Abstract:  The Scaled Model of Error has gained considerable popularity during the past ten years as a device for computing probabilistic population forecasts of the cohortcomponent type. In this report we investigate how sensitive probabilistic population forecasts produced by means of the Scaled Model of Error are for small changes in the correlation parameters. We consider changes in the correlation of the agespecific fertility forecast error increments across time and age, and changes in the correlation of the agespecific mortality forecast error increments across time, age and sex. Next we analyse the impact of such changes on the forecasts of the Total Fertility Rate and of the Male and Female Life Expectancies respectively. For age specific fertility we find that the correlation across ages has only limited impact on the uncertainty in the Total Fertility Rate. As a consequence, annual numbers of births will be little affected. The autocorrelation in error increments is an important parameter, in particular in the long run. Also, the autocorrelation in error increments for age specific mortality is important. It has a large effect on long run uncertainty in life expectancy values, and hence on the uncertainty around the elderly population in the future. In empirical applications of the Scaled Model of Error, one should give due attention to a correct estimation of these two parameters. 
Keywords:  Scaled model of error; Stochastic population forecast; Probabilistic cohort component model; Sensitivity; Correlation 
JEL:  C15 C49 C63 J40 
Date:  2010–11–23 
URL:  http://d.repec.org/n?u=RePEc:hhs:osloec:2010_022&r=ecm 
By:  David Stephen Pollock 
Abstract:  These notes have been written to accompany a tutorial session held at the London School of Economics as a prelude to the ERCIM conference of December 2010. 
Date:  2010–12 
URL:  http://d.repec.org/n?u=RePEc:lec:leecon:11/13&r=ecm 
By:  Pötscher, Benedikt M. 
Abstract:  Bounds on the order of magnitude of sums of negative powers of integrated processes are derived. 

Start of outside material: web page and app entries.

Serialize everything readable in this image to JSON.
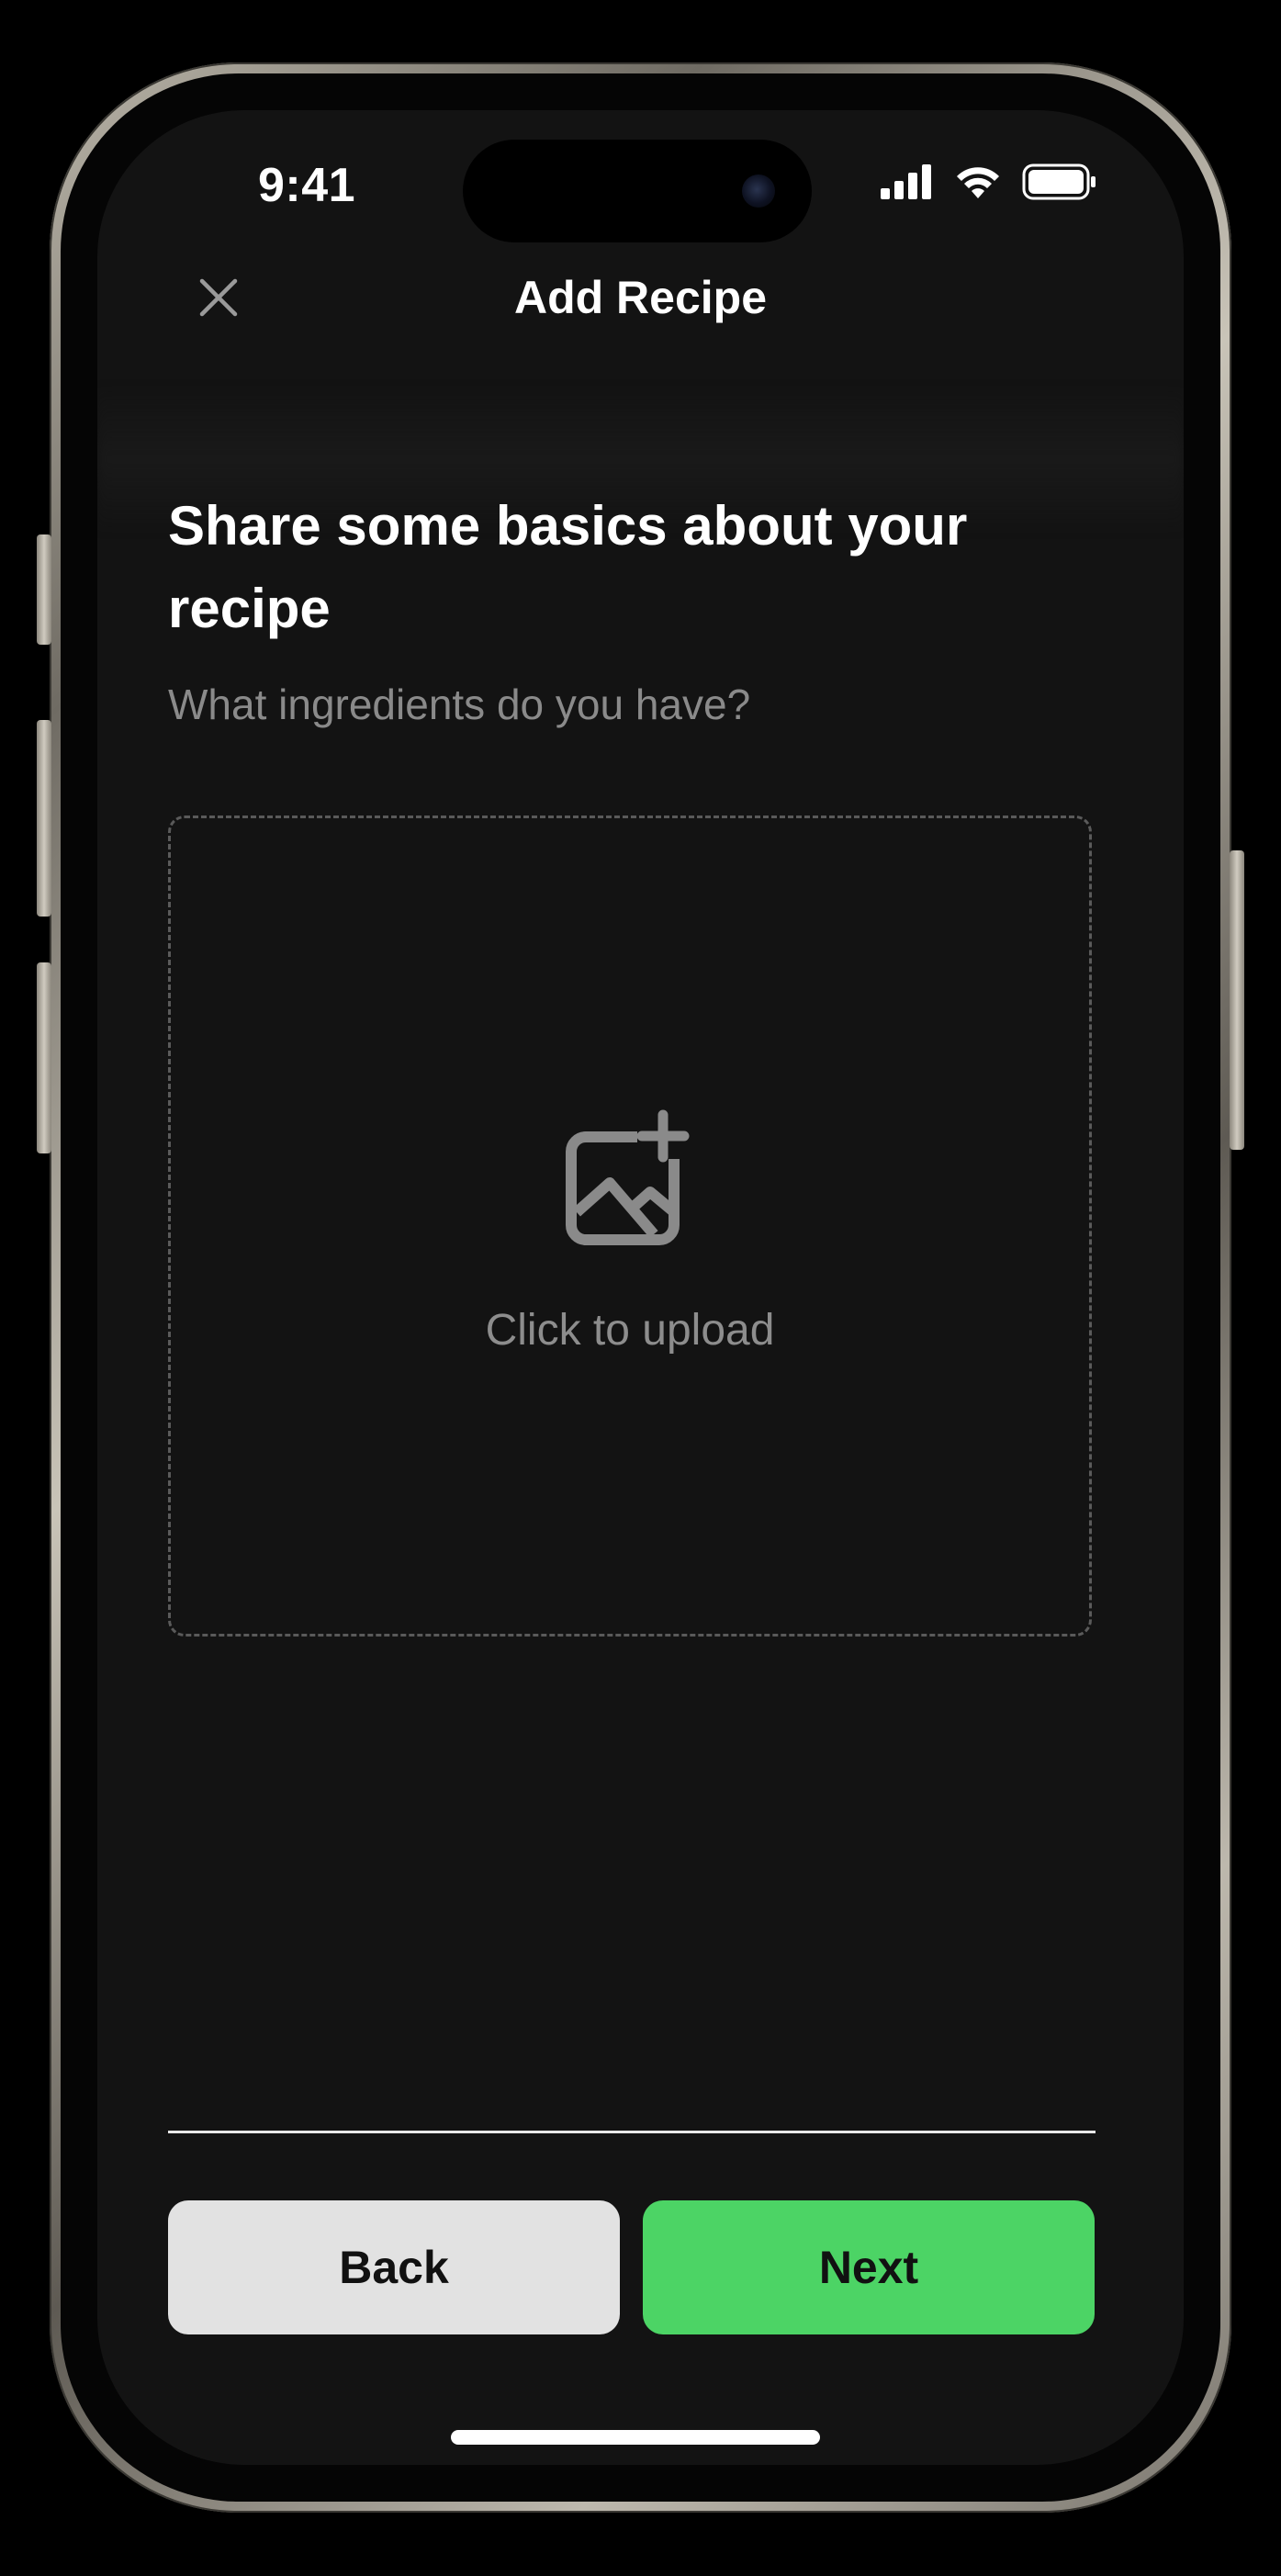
{
  "status_bar": {
    "time": "9:41",
    "icons": [
      "cellular-signal-icon",
      "wifi-icon",
      "battery-icon"
    ]
  },
  "nav": {
    "title": "Add Recipe",
    "close_icon": "close-icon"
  },
  "content": {
    "heading": "Share some basics about your recipe",
    "subheading": "What ingredients do you have?",
    "upload": {
      "icon": "add-image-icon",
      "label": "Click to upload"
    }
  },
  "footer": {
    "back_label": "Back",
    "next_label": "Next"
  },
  "colors": {
    "background": "#131313",
    "accent": "#4cd465",
    "secondary_button": "#e2e2e2",
    "muted_text": "#8a8a8a"
  }
}
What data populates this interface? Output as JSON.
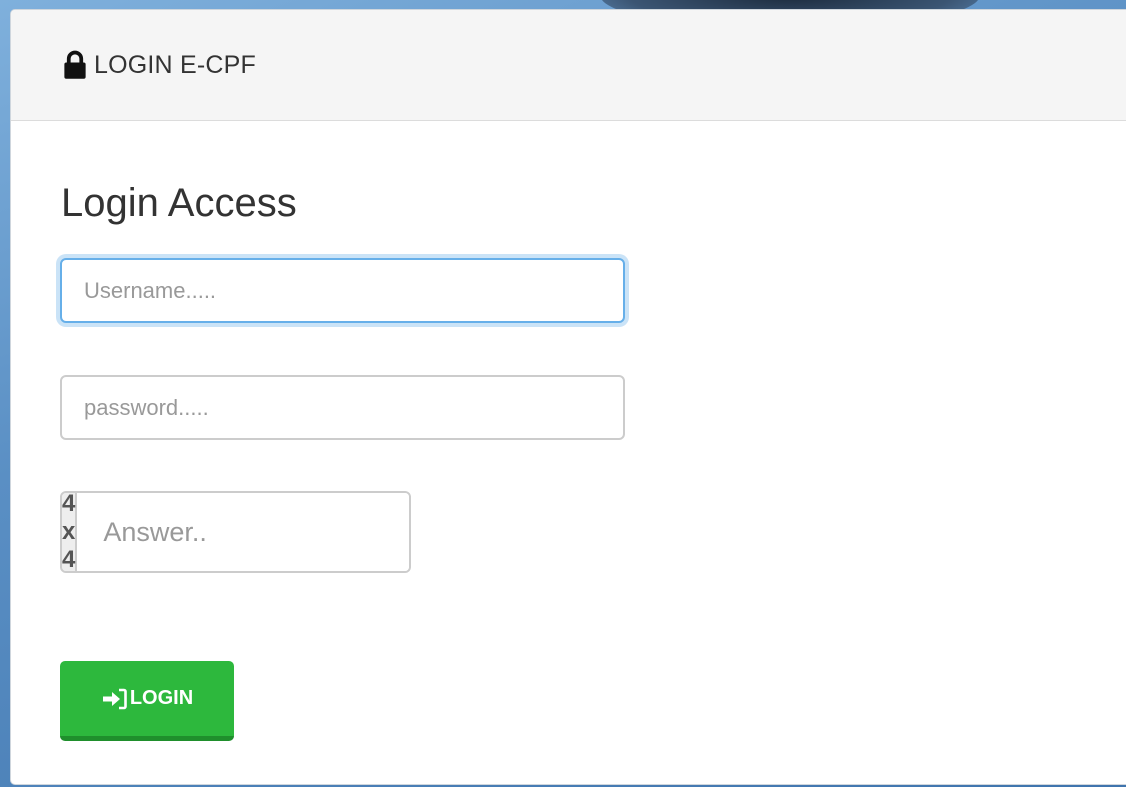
{
  "header": {
    "title": "LOGIN E-CPF",
    "icon": "lock-icon"
  },
  "form": {
    "heading": "Login Access",
    "username": {
      "value": "",
      "placeholder": "Username....."
    },
    "password": {
      "value": "",
      "placeholder": "password....."
    },
    "captcha": {
      "question": "4 x 4",
      "answer": {
        "value": "",
        "placeholder": "Answer.."
      }
    },
    "submit": {
      "label": "LOGIN",
      "icon": "sign-in-icon"
    }
  },
  "colors": {
    "focus_border": "#66afe9",
    "button": "#2db83d",
    "button_shadow": "#1f8f2c"
  }
}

Keywords:  integrated proesses; sums of negative powers; order of magnitude; martingale transform 
JEL:  C22 
Date:  2011–01 
URL:  http://d.repec.org/n?u=RePEc:pra:mprapa:28287&r=ecm